[Problem to solve]
Report how many lines in the records below hold the word "placeholder". Add nothing to the number.

[Data for the task]
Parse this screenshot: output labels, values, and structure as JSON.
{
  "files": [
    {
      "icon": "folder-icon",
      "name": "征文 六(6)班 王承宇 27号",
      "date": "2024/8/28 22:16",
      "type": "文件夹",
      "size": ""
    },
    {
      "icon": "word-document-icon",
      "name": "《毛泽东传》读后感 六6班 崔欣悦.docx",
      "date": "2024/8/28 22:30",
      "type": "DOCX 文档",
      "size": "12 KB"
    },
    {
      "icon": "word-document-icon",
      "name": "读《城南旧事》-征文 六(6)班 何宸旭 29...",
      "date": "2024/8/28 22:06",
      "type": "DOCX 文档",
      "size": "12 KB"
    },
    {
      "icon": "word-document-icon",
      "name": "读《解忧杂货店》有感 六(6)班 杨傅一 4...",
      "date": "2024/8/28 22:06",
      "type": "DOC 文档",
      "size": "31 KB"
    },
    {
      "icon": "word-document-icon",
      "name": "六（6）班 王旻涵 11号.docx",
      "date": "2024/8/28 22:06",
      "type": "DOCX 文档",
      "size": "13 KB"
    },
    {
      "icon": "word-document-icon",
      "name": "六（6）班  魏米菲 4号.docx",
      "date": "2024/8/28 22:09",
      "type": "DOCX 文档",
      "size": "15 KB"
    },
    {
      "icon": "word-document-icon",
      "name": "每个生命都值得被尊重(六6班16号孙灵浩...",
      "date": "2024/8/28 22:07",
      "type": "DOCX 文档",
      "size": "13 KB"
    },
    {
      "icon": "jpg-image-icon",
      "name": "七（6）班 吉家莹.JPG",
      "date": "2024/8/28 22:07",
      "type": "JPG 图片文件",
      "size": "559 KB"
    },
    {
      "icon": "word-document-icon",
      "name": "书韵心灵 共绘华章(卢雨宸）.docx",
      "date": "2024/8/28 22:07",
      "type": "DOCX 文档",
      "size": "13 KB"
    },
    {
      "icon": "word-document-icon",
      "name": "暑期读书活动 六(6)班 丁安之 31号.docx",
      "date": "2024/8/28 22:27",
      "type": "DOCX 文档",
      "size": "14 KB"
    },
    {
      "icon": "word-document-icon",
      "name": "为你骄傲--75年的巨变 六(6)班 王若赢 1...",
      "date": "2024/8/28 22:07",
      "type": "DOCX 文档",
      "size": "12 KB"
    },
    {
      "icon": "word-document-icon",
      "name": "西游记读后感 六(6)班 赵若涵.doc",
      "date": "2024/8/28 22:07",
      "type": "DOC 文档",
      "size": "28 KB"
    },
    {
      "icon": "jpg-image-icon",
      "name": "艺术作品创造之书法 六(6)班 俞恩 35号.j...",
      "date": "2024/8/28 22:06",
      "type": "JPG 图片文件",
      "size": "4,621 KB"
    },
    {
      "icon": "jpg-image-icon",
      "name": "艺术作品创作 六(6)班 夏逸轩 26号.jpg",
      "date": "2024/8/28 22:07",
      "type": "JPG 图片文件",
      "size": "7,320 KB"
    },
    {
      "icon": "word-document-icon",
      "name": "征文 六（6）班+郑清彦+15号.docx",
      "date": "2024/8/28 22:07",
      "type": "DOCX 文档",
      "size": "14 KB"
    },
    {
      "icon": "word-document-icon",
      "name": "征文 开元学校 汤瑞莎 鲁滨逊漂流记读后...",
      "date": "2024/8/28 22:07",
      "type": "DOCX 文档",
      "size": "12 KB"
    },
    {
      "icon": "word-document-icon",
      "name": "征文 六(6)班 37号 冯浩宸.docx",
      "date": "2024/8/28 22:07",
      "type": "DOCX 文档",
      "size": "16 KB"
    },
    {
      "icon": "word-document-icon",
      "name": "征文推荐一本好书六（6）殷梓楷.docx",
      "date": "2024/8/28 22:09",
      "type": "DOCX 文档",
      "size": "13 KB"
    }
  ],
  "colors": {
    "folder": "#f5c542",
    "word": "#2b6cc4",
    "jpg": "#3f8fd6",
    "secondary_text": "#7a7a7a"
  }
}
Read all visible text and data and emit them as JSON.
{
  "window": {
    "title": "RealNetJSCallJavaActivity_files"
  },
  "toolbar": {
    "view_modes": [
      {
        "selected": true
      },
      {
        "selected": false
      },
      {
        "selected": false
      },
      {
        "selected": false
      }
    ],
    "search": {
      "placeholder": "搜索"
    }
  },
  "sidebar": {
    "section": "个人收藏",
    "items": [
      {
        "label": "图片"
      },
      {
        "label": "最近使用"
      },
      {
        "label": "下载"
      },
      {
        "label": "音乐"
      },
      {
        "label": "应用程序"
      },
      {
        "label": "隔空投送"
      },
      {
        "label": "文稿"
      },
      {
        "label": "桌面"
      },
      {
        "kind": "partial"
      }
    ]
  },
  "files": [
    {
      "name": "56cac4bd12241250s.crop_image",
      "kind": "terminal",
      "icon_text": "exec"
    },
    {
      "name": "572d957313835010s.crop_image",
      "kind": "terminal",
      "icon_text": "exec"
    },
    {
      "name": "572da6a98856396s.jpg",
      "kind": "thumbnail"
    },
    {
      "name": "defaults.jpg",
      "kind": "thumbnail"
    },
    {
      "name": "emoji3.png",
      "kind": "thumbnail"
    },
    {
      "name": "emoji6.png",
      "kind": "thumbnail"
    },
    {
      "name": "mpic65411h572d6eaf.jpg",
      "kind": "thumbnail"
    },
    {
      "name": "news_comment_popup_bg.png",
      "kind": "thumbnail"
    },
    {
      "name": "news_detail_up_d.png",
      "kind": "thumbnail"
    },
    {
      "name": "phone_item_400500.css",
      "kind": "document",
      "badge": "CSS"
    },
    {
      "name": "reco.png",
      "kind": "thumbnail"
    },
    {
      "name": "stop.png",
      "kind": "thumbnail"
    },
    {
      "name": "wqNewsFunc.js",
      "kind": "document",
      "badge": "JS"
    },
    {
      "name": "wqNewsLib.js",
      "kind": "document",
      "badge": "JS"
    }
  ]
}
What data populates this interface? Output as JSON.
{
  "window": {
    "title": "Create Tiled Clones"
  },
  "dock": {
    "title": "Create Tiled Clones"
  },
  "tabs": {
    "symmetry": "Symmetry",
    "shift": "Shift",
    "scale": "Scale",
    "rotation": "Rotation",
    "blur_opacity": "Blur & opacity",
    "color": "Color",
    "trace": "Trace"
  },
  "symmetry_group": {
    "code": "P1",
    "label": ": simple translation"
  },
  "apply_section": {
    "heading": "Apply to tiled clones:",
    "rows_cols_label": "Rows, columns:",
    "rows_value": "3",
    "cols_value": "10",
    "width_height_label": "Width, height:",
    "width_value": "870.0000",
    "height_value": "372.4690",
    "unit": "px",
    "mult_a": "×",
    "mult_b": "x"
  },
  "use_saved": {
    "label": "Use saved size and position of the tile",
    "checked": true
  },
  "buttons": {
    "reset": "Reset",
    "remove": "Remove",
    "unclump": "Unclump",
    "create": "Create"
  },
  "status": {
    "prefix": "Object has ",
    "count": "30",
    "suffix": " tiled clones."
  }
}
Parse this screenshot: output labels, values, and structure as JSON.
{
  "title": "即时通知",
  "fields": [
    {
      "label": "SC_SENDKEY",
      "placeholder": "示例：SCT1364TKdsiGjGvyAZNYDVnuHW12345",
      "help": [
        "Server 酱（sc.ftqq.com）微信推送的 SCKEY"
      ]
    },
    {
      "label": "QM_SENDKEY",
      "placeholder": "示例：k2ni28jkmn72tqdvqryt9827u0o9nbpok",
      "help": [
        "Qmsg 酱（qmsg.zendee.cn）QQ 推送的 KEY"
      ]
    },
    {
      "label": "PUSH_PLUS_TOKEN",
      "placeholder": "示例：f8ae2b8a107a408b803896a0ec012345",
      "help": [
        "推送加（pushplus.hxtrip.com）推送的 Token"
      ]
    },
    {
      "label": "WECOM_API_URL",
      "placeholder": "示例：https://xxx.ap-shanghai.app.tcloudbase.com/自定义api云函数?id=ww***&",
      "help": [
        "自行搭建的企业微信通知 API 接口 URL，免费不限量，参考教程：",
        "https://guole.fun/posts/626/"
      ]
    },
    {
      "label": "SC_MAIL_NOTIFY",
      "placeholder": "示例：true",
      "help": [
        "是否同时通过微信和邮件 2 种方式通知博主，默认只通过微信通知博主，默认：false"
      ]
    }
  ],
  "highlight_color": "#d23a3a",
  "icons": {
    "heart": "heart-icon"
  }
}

[Solution to the problem]
6